Retail pharmacies dispense a wide range of medications for common illnesses to large populations. These medications may or may not have high costs, are widely available at retail pharmacies, and typically do not require extensive ongoing clinical management and patient monitoring.
Specialty pharmacies dispense a limited number of medications used to treat chronic and complex illnesses such as cancer, multiple sclerosis, and rare genetic conditions. These medications generally have a higher cost, may be limited in supply, and require ongoing monitoring and extensive patient education.
Specialty pharmacies may opt to obtain additional certifications, such as accreditation from the Pharmacy Compounding Accreditation Board (PCAB) or certification from an organization approved by the Centers for Medicare and Medicaid Services (CMS).
Both retail pharmacies and specialty pharmacies must obtain state pharmacy licenses to operate legally. States license retail pharmacies under a community or retail pharmacy category while the appropriate license category for specialty pharmacies vary by state.
Commonly Asked Questions
What types of patients do specialty pharmacies serve?
Answer: Specialty pharmacies focus on patients with chronic health conditions requiring complex treatment therapies for illnesses such as cancer, multiple sclerosis, and rare genetic conditions.
How does accreditation for specialty pharmacies differ from those of retail pharmacies?
Answer: Because of the highly specialized services provided by specialty pharmacies, these pharmacies may decide to obtain multiple accreditations specific to their services. Accreditations, such as accreditation from the Pharmacy Compounding Accreditation Board (PCAB), can add value to a specialty pharmacy by driving quality and improving patient care.
Are there any commonalities in the state licensing process for all types of pharmacies?
Answer: Yes, all pharmacies are generally required to meet certain staffing requirements, comply with state regulations related to the dispensing of medications, and maintain proper licensure and certification.
How can a pharmacy determine which licenses and certifications it needs to operate in a specific state?

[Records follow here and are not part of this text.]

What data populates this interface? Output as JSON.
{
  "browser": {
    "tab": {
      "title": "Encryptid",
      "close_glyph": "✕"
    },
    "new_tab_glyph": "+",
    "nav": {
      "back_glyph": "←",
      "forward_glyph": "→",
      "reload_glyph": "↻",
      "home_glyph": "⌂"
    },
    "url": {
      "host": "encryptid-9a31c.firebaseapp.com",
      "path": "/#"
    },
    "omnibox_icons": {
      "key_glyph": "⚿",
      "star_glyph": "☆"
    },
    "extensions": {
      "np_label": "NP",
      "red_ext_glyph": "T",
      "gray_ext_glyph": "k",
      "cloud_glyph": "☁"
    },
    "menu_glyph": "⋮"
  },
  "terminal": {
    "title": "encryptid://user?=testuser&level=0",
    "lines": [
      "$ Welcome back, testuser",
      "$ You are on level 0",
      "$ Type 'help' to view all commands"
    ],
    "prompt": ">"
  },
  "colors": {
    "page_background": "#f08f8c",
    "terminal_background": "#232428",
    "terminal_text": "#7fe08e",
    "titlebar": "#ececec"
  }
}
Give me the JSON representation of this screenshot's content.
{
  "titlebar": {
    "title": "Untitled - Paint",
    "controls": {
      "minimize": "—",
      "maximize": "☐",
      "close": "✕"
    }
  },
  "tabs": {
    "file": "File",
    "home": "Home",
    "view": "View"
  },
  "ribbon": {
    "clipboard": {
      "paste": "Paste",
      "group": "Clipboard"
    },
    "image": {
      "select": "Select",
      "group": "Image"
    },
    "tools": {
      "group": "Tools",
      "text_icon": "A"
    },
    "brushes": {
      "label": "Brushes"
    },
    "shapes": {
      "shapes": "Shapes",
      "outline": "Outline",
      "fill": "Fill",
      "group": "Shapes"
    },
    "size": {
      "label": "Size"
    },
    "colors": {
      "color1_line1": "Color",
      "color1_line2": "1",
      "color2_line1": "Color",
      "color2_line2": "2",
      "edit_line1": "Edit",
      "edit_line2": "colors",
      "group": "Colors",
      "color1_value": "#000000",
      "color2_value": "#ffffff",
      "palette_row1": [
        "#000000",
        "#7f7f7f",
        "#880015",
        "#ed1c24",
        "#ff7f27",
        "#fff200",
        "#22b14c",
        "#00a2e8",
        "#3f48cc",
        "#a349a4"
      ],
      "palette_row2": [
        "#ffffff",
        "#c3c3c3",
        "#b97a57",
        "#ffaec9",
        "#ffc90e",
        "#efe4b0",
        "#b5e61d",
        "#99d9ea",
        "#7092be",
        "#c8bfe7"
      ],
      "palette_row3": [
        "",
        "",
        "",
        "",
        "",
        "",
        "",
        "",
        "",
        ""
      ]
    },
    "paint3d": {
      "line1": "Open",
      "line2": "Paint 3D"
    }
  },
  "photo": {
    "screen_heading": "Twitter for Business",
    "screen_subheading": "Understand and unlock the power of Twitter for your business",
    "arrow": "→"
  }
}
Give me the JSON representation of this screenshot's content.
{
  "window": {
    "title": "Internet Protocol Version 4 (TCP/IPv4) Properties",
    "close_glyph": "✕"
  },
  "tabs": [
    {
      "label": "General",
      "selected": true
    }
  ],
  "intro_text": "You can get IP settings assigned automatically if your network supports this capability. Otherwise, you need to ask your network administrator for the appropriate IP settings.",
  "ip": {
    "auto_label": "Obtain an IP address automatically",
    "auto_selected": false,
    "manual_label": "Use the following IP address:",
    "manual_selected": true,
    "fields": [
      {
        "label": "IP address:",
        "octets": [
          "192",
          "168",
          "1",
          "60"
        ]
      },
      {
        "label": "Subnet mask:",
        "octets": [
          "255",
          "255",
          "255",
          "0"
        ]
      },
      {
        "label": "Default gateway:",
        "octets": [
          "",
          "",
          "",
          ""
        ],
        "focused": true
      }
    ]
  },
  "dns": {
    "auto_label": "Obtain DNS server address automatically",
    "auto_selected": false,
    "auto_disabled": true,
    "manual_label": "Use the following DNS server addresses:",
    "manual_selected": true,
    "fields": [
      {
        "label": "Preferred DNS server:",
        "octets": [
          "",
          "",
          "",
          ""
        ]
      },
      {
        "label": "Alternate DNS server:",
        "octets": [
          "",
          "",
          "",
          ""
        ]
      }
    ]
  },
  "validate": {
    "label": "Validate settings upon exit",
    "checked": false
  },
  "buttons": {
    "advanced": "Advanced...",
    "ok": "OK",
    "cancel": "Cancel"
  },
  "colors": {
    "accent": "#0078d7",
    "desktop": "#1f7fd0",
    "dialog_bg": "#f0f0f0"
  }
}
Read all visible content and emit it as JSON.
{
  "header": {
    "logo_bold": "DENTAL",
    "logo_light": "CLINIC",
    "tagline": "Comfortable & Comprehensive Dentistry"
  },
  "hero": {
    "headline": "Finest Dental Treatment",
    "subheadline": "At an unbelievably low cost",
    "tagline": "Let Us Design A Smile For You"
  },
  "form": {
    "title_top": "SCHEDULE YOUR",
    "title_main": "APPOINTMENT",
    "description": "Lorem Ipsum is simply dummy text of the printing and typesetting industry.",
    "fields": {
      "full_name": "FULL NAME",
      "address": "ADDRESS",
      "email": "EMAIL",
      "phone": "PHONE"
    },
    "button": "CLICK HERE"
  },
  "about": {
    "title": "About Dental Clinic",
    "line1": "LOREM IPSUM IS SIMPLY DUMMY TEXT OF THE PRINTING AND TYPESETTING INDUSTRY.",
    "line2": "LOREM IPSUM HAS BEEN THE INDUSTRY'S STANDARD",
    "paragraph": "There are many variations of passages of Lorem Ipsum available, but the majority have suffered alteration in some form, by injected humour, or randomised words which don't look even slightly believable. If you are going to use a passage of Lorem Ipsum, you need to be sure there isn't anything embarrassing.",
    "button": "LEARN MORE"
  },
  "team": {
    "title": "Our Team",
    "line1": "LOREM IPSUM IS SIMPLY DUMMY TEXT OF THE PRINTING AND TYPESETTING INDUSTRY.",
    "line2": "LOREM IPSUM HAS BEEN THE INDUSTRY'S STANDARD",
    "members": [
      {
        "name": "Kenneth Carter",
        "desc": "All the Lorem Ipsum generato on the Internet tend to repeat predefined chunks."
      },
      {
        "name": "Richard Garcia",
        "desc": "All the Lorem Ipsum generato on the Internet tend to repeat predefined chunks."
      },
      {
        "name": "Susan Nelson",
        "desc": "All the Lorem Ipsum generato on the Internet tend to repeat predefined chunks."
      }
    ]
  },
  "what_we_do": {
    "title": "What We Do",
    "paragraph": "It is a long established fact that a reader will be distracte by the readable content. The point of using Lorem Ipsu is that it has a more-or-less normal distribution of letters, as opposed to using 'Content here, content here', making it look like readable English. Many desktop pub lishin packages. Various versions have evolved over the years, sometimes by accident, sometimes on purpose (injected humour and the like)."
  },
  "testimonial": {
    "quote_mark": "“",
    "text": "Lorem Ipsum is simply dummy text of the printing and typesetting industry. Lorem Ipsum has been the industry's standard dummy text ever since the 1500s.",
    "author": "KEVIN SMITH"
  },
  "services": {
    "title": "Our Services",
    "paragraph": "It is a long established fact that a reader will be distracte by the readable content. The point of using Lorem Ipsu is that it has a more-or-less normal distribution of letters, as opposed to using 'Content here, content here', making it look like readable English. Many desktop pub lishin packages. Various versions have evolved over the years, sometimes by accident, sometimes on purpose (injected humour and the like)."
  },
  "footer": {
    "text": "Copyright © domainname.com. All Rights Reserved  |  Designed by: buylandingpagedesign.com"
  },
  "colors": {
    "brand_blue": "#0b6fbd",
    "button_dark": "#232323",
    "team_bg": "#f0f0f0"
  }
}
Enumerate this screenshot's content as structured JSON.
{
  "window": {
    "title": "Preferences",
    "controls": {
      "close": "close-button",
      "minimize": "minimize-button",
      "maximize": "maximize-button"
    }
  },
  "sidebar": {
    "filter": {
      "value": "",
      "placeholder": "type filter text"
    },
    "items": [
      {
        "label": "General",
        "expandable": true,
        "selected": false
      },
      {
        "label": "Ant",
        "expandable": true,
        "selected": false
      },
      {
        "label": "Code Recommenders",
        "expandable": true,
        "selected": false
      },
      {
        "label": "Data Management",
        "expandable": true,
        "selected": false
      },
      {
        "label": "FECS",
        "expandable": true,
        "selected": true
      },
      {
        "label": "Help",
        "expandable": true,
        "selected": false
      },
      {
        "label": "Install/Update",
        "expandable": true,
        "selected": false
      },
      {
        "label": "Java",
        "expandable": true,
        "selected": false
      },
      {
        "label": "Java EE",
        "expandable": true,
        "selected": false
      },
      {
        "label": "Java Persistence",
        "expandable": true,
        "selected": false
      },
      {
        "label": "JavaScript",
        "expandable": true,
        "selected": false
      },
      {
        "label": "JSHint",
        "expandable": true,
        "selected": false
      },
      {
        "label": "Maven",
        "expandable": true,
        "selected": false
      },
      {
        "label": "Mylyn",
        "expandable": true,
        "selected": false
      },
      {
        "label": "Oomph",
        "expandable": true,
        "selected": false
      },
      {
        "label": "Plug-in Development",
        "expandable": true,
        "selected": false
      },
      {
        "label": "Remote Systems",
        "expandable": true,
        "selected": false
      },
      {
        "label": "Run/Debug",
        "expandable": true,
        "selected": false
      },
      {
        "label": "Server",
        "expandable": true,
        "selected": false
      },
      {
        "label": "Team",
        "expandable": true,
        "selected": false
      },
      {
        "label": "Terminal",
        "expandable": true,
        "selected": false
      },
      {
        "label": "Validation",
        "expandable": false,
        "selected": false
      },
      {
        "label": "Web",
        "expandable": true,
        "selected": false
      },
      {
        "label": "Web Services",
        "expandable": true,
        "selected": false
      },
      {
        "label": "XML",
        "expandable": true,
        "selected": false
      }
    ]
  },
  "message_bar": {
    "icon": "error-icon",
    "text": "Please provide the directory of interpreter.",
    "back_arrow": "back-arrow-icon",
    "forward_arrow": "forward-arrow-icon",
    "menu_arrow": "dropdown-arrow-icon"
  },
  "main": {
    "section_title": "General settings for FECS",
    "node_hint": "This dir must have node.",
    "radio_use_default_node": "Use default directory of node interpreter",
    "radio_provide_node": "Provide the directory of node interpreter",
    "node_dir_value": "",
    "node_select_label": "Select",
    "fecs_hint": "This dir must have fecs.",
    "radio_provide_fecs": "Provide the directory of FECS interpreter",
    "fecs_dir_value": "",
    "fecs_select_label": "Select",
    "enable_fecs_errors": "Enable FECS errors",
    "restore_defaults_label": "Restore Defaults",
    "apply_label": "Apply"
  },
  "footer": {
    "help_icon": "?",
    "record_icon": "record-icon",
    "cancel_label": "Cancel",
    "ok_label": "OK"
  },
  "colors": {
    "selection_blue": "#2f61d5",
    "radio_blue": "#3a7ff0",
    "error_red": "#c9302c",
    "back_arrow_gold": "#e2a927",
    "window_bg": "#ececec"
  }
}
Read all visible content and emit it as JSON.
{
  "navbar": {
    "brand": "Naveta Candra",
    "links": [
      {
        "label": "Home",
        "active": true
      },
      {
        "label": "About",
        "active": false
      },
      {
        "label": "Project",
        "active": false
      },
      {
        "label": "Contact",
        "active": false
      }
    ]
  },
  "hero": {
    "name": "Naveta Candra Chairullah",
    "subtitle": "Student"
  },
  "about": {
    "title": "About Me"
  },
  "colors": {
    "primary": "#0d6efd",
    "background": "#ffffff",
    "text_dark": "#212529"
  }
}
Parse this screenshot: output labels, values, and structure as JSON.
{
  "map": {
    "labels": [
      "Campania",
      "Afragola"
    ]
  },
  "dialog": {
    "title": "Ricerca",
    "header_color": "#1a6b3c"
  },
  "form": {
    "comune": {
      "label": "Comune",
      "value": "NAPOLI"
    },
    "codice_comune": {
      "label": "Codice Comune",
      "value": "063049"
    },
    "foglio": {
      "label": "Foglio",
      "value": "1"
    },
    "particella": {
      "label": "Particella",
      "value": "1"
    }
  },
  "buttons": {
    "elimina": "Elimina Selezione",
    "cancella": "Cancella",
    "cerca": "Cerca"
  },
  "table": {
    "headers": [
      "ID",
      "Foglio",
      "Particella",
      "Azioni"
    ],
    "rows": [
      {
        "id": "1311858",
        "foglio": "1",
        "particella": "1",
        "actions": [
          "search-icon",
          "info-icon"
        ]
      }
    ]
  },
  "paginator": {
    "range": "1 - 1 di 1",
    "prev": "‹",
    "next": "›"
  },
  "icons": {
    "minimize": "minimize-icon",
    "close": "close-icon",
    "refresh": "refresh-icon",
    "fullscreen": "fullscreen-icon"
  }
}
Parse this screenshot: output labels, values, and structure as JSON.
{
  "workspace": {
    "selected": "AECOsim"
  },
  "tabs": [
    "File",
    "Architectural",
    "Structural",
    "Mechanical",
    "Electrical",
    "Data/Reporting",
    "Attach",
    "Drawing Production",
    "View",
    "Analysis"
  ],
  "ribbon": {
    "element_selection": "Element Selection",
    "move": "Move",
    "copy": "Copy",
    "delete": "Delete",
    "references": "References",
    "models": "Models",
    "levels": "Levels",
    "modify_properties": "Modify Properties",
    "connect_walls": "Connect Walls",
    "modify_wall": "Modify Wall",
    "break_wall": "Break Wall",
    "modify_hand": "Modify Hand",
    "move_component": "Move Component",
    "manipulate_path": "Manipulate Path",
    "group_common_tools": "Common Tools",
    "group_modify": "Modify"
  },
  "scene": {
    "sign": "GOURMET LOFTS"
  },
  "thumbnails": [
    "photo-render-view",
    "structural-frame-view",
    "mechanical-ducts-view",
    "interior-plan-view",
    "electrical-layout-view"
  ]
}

Answer: The specific requirements for operating a pharmacy in a given state can vary so it's important to consult with a licensing expert or regulatory agency to determine the license type necessary to operate legally.